THE FEDERAL government has an increasingly intricate regulatory relationship with the medical profession. The means of regulation are indirect: the cost reimbursement rules under Medicare. They are obscure and too little discussed, yet they have important consequences. The government now pays nearly 30 percent of the national medical bill, and to a greater extent than perhaps even it would prefer, what it will pay for determines what is done.

A current example involves the pattern of hospital expansion. For varying reasons, from misperception of needs to vanity among trustees, hospitals have expanded too fast in recent decades. The well-known results are empty beds and duplication of costly equipment. The new facilities have not generated enough new revenue to pay for themselves, and the hospitals have had to raise their rates to fill the gap.

In the 1970s Congress moved to deal with this capital-cost question through a licensing system. States were required to set up planning boards, and before hospitals could expand or buy major new diagnostic devices, they had to have certificates of need. This was one of several such direct regulatory efforts to combat the rising costs of Medicare and Medicaid. For example, the government also created local boards to police such elements of medical practice as tests prescribed under Medicare and lengths of stay.

The health planning system is now much disparaged, particularly from within the hospital industry, on two opposing grounds. The first is that it did too much, was intrusive and in effect gave the government a seat on every hospital board of trustees. The second is that it did too little, became politicized in many states so that certificates were issued too easily.

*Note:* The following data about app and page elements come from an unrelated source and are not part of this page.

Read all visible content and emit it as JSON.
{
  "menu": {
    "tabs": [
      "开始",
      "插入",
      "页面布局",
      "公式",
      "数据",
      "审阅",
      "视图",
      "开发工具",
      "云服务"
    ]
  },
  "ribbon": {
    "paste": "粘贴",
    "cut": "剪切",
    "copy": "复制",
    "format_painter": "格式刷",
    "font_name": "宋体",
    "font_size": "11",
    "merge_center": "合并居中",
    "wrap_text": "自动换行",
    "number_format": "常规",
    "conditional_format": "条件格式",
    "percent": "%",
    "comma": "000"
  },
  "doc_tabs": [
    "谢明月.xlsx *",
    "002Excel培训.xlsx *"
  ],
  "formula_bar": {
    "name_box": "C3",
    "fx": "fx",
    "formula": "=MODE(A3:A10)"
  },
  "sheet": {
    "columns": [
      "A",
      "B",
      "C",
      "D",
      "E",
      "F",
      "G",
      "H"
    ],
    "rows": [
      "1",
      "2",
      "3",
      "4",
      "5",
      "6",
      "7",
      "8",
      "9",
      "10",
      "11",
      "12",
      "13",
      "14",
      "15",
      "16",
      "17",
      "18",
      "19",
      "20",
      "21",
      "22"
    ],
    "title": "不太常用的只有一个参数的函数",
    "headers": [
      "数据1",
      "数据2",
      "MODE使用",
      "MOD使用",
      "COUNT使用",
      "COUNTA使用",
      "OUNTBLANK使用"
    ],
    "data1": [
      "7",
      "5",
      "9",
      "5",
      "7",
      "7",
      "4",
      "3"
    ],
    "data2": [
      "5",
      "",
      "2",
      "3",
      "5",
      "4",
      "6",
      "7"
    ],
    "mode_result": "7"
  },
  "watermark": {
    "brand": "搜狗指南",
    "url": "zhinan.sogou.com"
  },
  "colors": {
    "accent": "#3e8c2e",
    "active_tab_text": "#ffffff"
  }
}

In any event there is now a move toward a new mechanism. Under the old system, if a hospital had a certificate of need, it was free to fold its resulting capital costs into its rate structure. Whatever the sanctioned capital costs were in a given hospital, the government paid. Payment patterns were uneven, higher in new or expanding hospitals than in other institutions. What Congress seems likely to replace this with next year is a uniform expansion allowance for all hospitals, a fixed percentage for capital costs on top of operating costs. A hospital could then do with its allowance as it chooses -- save it up for expansion, use it for other purposes. But economics, not regulatory boards, would govern.

The new device would be analogous to the new prospective payment system of fixed fees for hospital services rather than payment of costs incurred. This plainly suits the hands-off and economizing instincts of the administration and of many in Congress. It may in fact be a better method. But Congress, when it turns to the issue in earnest, needs to make sure that the new system meets needs as well as cuts costs. Too many hospital beds in a community are bad. So are too few.